WHAT IS EXPECTED:
All of the entries below are to be copied without any alteration.

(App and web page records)

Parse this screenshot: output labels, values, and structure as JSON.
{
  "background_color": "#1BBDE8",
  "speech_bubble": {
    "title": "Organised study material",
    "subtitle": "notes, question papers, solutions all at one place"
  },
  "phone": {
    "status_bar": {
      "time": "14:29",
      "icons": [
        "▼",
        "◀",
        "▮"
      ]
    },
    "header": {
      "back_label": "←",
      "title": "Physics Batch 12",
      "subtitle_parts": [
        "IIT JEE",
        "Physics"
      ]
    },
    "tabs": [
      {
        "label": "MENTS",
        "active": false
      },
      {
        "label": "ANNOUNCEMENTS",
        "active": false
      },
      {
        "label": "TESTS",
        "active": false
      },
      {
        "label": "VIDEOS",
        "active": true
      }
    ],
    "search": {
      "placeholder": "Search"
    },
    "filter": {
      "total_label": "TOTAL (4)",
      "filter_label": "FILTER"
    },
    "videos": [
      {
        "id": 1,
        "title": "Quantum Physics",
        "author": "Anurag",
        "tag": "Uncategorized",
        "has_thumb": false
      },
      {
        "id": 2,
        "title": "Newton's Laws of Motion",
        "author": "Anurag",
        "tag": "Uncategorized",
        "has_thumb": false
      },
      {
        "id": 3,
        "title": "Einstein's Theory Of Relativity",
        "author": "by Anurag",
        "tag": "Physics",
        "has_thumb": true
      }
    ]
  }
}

OUTPUT FOR THIS EXERCISE:
Parse this screenshot: output labels, values, and structure as JSON.
{
  "background_color": "#1BBDE8",
  "speech_bubble": {
    "title": "Organised study material",
    "subtitle": "notes, question papers, solutions all at one place"
  },
  "phone": {
    "status_bar": {
      "time": "14:29",
      "icons": [
        "▼",
        "◀",
        "▮"
      ]
    },
    "header": {
      "back_label": "←",
      "title": "Physics Batch 12",
      "subtitle_parts": [
        "IIT JEE",
        "Physics"
      ]
    },
    "tabs": [
      {
        "label": "MENTS",
        "active": false
      },
      {
        "label": "ANNOUNCEMENTS",
        "active": false
      },
      {
        "label": "TESTS",
        "active": false
      },
      {
        "label": "VIDEOS",
        "active": true
      }
    ],
    "search": {
      "placeholder": "Search"
    },
    "filter": {
      "total_label": "TOTAL (4)",
      "filter_label": "FILTER"
    },
    "videos": [
      {
        "id": 1,
        "title": "Quantum Physics",
        "author": "Anurag",
        "tag": "Uncategorized",
        "has_thumb": false
      },
      {
        "id": 2,
        "title": "Newton's Laws of Motion",
        "author": "Anurag",
        "tag": "Uncategorized",
        "has_thumb": false
      },
      {
        "id": 3,
        "title": "Einstein's Theory Of Relativity",
        "author": "by Anurag",
        "tag": "Physics",
        "has_thumb": true
      }
    ]
  }
}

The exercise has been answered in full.